_What is being asked_. Each line from the material with the word "JSON" in it must be copied.

_Material shown_.

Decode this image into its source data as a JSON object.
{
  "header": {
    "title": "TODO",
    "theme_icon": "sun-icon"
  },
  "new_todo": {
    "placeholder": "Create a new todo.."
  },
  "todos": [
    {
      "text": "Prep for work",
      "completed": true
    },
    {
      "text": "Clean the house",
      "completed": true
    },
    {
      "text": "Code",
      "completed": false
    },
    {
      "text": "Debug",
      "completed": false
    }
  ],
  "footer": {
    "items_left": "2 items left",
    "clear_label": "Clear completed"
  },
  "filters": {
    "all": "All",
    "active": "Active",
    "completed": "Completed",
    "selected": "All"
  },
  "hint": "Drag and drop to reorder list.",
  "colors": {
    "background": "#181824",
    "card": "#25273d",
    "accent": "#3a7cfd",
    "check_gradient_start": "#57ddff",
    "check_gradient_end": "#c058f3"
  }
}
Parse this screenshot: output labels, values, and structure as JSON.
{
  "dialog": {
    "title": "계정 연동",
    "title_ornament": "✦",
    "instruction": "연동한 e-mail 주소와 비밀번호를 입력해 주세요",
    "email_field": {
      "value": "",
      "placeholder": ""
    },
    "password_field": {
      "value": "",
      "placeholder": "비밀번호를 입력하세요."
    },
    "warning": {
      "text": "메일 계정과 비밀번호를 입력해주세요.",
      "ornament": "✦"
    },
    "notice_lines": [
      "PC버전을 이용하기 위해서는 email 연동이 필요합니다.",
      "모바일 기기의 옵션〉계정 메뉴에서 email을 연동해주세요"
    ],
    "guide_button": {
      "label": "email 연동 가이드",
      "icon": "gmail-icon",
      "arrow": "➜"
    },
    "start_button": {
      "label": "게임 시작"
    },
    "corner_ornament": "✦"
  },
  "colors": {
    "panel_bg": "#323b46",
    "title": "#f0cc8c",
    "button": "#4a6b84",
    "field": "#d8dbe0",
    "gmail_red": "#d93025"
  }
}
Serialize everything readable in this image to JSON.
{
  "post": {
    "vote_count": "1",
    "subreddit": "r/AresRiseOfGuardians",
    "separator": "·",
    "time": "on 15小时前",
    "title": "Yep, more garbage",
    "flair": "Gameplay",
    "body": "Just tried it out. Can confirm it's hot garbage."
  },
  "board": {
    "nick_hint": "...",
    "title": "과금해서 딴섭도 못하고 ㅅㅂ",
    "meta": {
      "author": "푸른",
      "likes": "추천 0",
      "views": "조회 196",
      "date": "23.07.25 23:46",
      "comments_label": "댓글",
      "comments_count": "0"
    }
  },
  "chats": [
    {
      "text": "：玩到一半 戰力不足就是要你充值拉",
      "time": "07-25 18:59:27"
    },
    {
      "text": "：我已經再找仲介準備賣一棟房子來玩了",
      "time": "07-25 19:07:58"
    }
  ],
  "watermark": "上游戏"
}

_Expected output_.
Decode this image into its source data as a JSON object.
Parse this screenshot: output labels, values, and structure as JSON.
Serialize everything readable in this image to JSON.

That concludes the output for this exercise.